McLEAN, Va. -- Gov. L. Douglas Wilder and Sen. Charles S. Robb, Virginia's two pre-eminent Democrats, are pummeling each other with such verbal ferocity that some party leaders and political analysts say they are endangering both their political futures and their party's dominance in Virginia.
In the latest exchange, Mr. Wilder charged Friday that someone had taped personal calls he made on the cellular phone in his limousine and had passed on the contents of the conversations to Mr. Robb. He did not say what the conversations were about. The governor called the alleged eavesdropping "criminal" and said that while he had no evidence that it had been carried out on behalf of Mr. Robb, he believed that the senator was at least guilty of passing on confidential contents of the tapes to other Democrats.
Through a spokesman, Mr. Robb denied any involvement with tapes of Mr. Wilder's conversations.
The governor's accusations came to light in an article in the Washington Post yesterday. Interviewed by telephone from Bonn, Mr. Wilder said he learned about the taping from various sources, none of which he would identify.

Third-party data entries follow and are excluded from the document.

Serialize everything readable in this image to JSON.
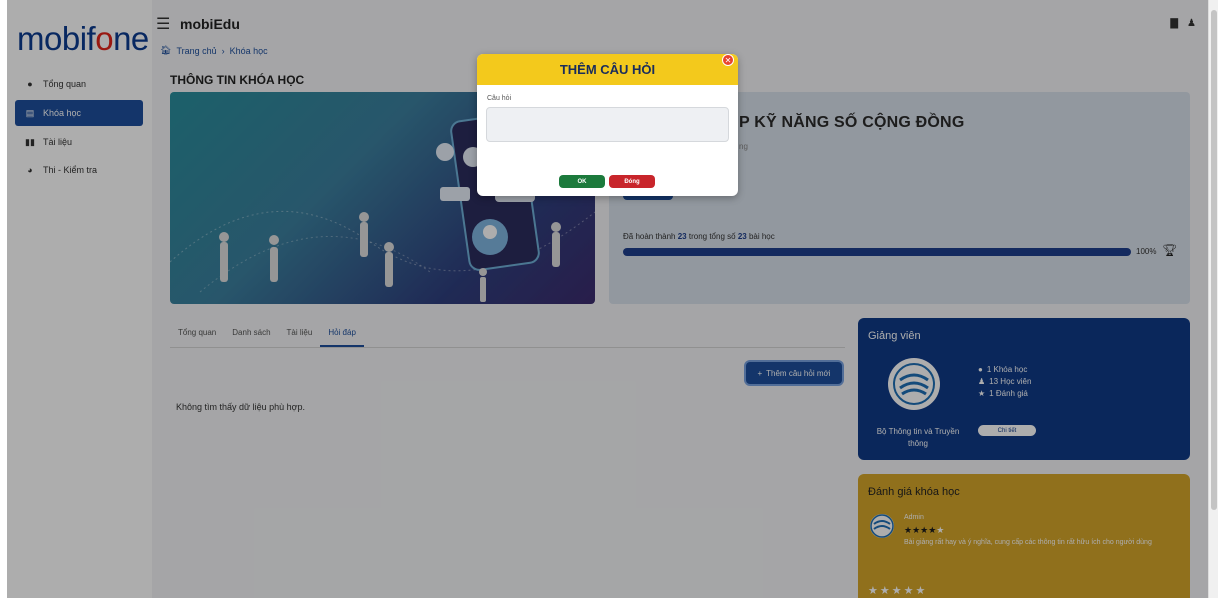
{
  "brand": {
    "logo_prefix": "mobif",
    "logo_o": "o",
    "logo_suffix": "ne"
  },
  "sidebar": {
    "items": [
      {
        "label": "Tổng quan",
        "icon": "info-circle-icon"
      },
      {
        "label": "Khóa học",
        "icon": "list-icon",
        "active": true
      },
      {
        "label": "Tài liệu",
        "icon": "book-icon"
      },
      {
        "label": "Thi - Kiểm tra",
        "icon": "clock-icon"
      }
    ]
  },
  "header": {
    "app_title": "mobiEdu",
    "breadcrumbs": [
      "Trang chủ",
      "Khóa học"
    ]
  },
  "section_title": "THÔNG TIN KHÓA HỌC",
  "course": {
    "title_visible": "P KỸ NĂNG SỐ CỘNG ĐỒNG",
    "subtitle_visible": "ng",
    "progress_prefix": "Đã hoàn thành",
    "completed": "23",
    "progress_middle": "trong tổng số",
    "total": "23",
    "progress_suffix": "bài học",
    "progress_percent": "100%",
    "progress_fraction": 1.0
  },
  "tabs": [
    "Tổng quan",
    "Danh sách",
    "Tài liệu",
    "Hỏi đáp"
  ],
  "active_tab": "Hỏi đáp",
  "add_question_label": "Thêm câu hỏi mới",
  "empty_message": "Không tìm thấy dữ liệu phù hợp.",
  "lecturer": {
    "header": "Giảng viên",
    "name": "Bộ Thông tin và Truyền thông",
    "stats": [
      "1 Khóa học",
      "13 Học viên",
      "1 Đánh giá"
    ],
    "detail_label": "Chi tiết"
  },
  "review": {
    "header": "Đánh giá khóa học",
    "author": "Admin",
    "stars": "★★★★",
    "empty_star": "★",
    "text": "Bài giảng rất hay và ý nghĩa, cung cấp các thông tin rất hữu ích cho người dùng",
    "rating_row": "★★★★★"
  },
  "modal": {
    "title": "THÊM CÂU HỎI",
    "field_label": "Câu hỏi",
    "field_value": "",
    "ok_label": "OK",
    "cancel_label": "Đóng"
  },
  "colors": {
    "primary": "#1e4f9c",
    "modal_header": "#f3c91c",
    "ok": "#1c7a3c",
    "cancel": "#c8252b",
    "review_card": "#d4a52a",
    "lecturer_card": "#0f3a87"
  }
}
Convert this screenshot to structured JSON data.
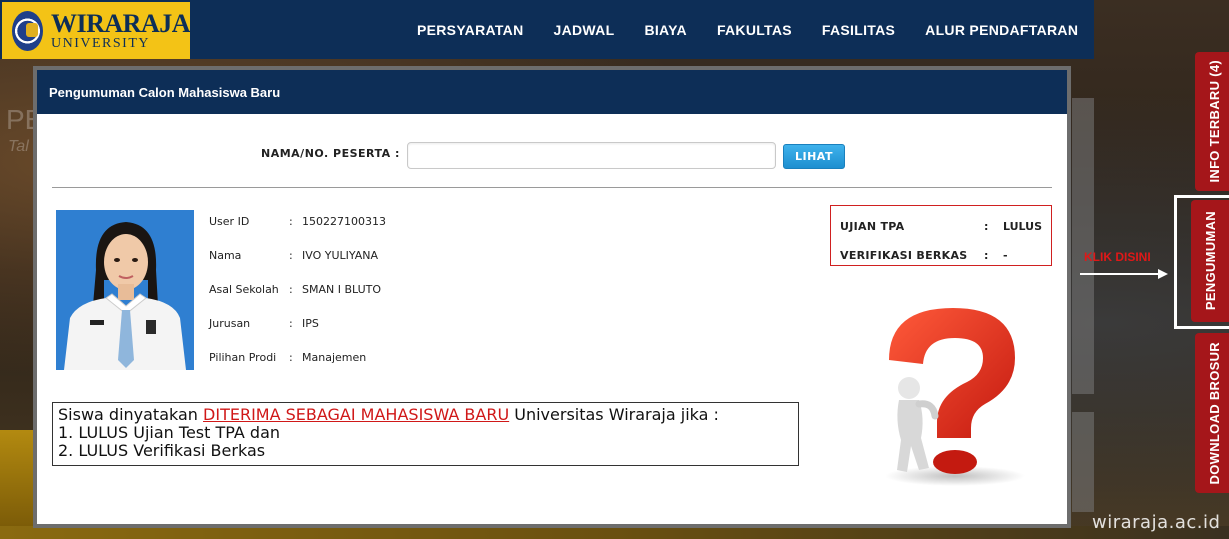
{
  "brand": {
    "name": "WIRARAJA",
    "sub": "UNIVERSITY",
    "color_primary": "#0d2e57",
    "color_logo_bg": "#f3c316"
  },
  "nav": {
    "items": [
      {
        "label": "PERSYARATAN"
      },
      {
        "label": "JADWAL"
      },
      {
        "label": "BIAYA"
      },
      {
        "label": "FAKULTAS"
      },
      {
        "label": "FASILITAS"
      },
      {
        "label": "ALUR PENDAFTARAN"
      }
    ]
  },
  "background": {
    "text1": "PE",
    "text2": "Tal"
  },
  "modal": {
    "title": "Pengumuman Calon Mahasiswa Baru",
    "search": {
      "label": "NAMA/NO. PESERTA  :",
      "value": "",
      "placeholder": "",
      "button": "LIHAT"
    },
    "student": {
      "fields": [
        {
          "key": "User ID",
          "sep": ":",
          "value": "150227100313"
        },
        {
          "key": "Nama",
          "sep": ":",
          "value": "IVO YULIYANA"
        },
        {
          "key": "Asal Sekolah",
          "sep": ":",
          "value": "SMAN I BLUTO"
        },
        {
          "key": "Jurusan",
          "sep": ":",
          "value": "IPS"
        },
        {
          "key": "Pilihan Prodi",
          "sep": ":",
          "value": "Manajemen"
        }
      ]
    },
    "status": {
      "rows": [
        {
          "key": "UJIAN TPA",
          "sep": ":",
          "value": "LULUS"
        },
        {
          "key": "VERIFIKASI BERKAS",
          "sep": ":",
          "value": "-"
        }
      ],
      "border_color": "#d02020"
    },
    "notice": {
      "prefix": "Siswa dinyatakan ",
      "highlight": "DITERIMA SEBAGAI MAHASISWA BARU",
      "suffix": " Universitas Wiraraja jika :",
      "line2": "1. LULUS Ujian Test TPA dan",
      "line3": "2. LULUS Verifikasi Berkas",
      "highlight_color": "#d01818"
    }
  },
  "side_tabs": {
    "info": "INFO TERBARU  (4)",
    "pengumuman": "PENGUMUMAN",
    "brosur": "DOWNLOAD BROSUR",
    "color": "#a5161a"
  },
  "callout": {
    "text": "KLIK DISINI"
  },
  "watermark": "wiraraja.ac.id"
}
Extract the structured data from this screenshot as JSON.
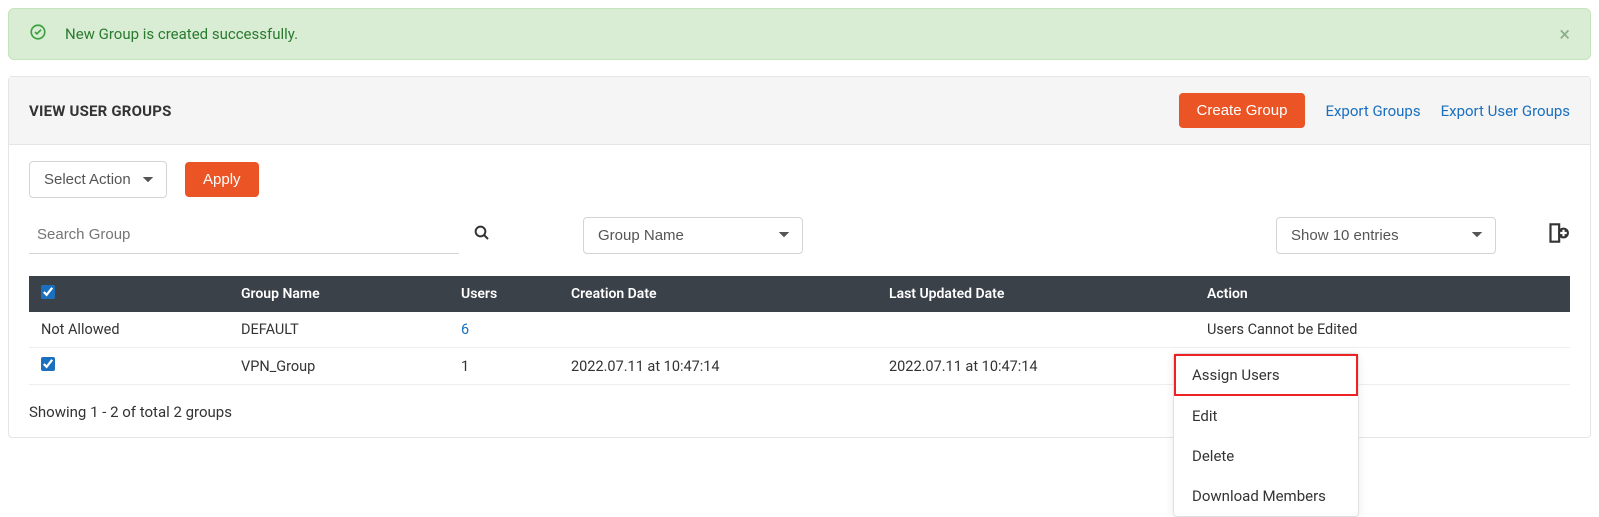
{
  "alert": {
    "message": "New Group is created successfully."
  },
  "panel": {
    "title": "VIEW USER GROUPS",
    "createButton": "Create Group",
    "exportGroups": "Export Groups",
    "exportUserGroups": "Export User Groups"
  },
  "toolbar": {
    "selectAction": "Select Action",
    "apply": "Apply"
  },
  "search": {
    "placeholder": "Search Group",
    "filterBy": "Group Name",
    "entries": "Show 10 entries"
  },
  "table": {
    "headers": {
      "group": "Group Name",
      "users": "Users",
      "created": "Creation Date",
      "updated": "Last Updated Date",
      "action": "Action"
    },
    "rows": [
      {
        "checkText": "Not Allowed",
        "group": "DEFAULT",
        "users": "6",
        "created": "",
        "updated": "",
        "action": "Users Cannot be Edited"
      },
      {
        "checkText": "",
        "group": "VPN_Group",
        "users": "1",
        "created": "2022.07.11 at 10:47:14",
        "updated": "2022.07.11 at 10:47:14",
        "action": ""
      }
    ]
  },
  "footer": "Showing 1 - 2 of total 2 groups",
  "actionMenu": {
    "assign": "Assign Users",
    "edit": "Edit",
    "delete": "Delete",
    "download": "Download Members"
  }
}
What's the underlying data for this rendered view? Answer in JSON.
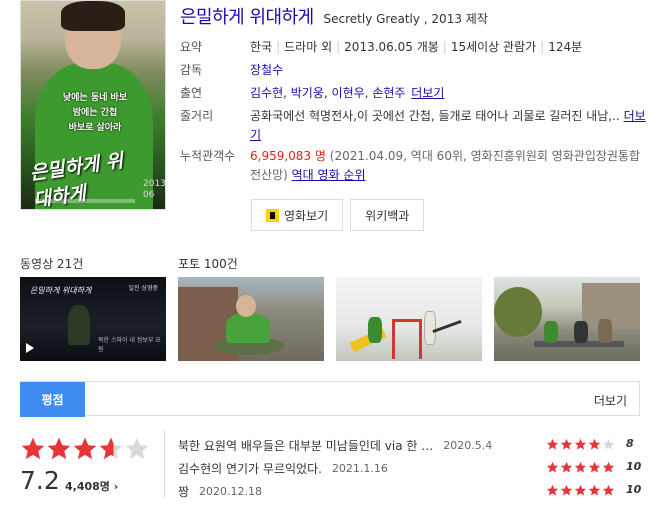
{
  "movie": {
    "title": "은밀하게 위대하게",
    "subtitle": "Secretly Greatly , 2013 제작"
  },
  "poster": {
    "tagline_lines": [
      "낮에는 동네 바보",
      "밤에는 간첩",
      "바보로 살아라"
    ],
    "title": "은밀하게 위대하게",
    "date": "2013\n06"
  },
  "info": {
    "summary_label": "요약",
    "summary_items": [
      "한국",
      "드라마 외",
      "2013.06.05 개봉",
      "15세이상 관람가",
      "124분"
    ],
    "director_label": "감독",
    "director": "장철수",
    "cast_label": "출연",
    "cast": [
      "김수현",
      "박기웅",
      "이현우",
      "손현주"
    ],
    "cast_more": "더보기",
    "plot_label": "줄거리",
    "plot": "공화국에선 혁명전사,이 곳에선 간첩, 들개로 태어나 괴물로 길러진 내남,..",
    "plot_more": "더보기",
    "audience_label": "누적관객수",
    "audience_value": "6,959,083 명",
    "audience_note": "(2021.04.09, 역대 60위, 영화진흥위원회 영화관입장권통합전산망)",
    "audience_rank_link": "역대 영화 순위"
  },
  "buttons": {
    "watch": "영화보기",
    "wiki": "위키백과"
  },
  "media": {
    "video_label": "동영상 21건",
    "photo_label": "포토 100건",
    "video_thumb_title": "은밀하게 위대하게",
    "video_thumb_caption": "북한 스파이 내 정보부 요원",
    "video_thumb_badge": "일진 상영중"
  },
  "rating": {
    "tab": "평점",
    "more": "더보기",
    "score": "7.2",
    "count": "4,408명",
    "star_fill": 0.72,
    "reviews": [
      {
        "text": "북한 요원역 배우들은 대부분 미남들인데 via 한 …",
        "date": "2020.5.4",
        "stars": 4,
        "score": "8"
      },
      {
        "text": "김수현의 연기가 무르익었다.",
        "date": "2021.1.16",
        "stars": 5,
        "score": "10"
      },
      {
        "text": "짱",
        "date": "2020.12.18",
        "stars": 5,
        "score": "10"
      }
    ]
  },
  "colors": {
    "accent": "#3e8cf0",
    "link": "#1a0dab",
    "star": "#e8353a",
    "star_empty": "#d9d9d9",
    "audience": "#d9261c"
  }
}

He ordered his chief of staff, J. T. Shropshire, to inform the superintendent of the state police, Col. William F. Corvello, of the alleged eavesdropping. "It's wiretapping and it's a criminal act," the Post quoted Mr. Wilder as saying. The state attorney general's office says that Virginia and federal law prohibit intentional interception, taping and disclosure of cellular phone conversations.
The governor could not be reached yesterday by reporters seeking comment. But Mr. Shropshire, in a telephone interview from his home near Richmond, said that Mr. Wilder was "deeply disturbed" by the purported taping.
Mr. Robb's spokesman, Steve Johnson, said: "Neither Senator Robb nor anyone on his staff has been involved in providing tapes to anyone or playing such tapes for Democrats."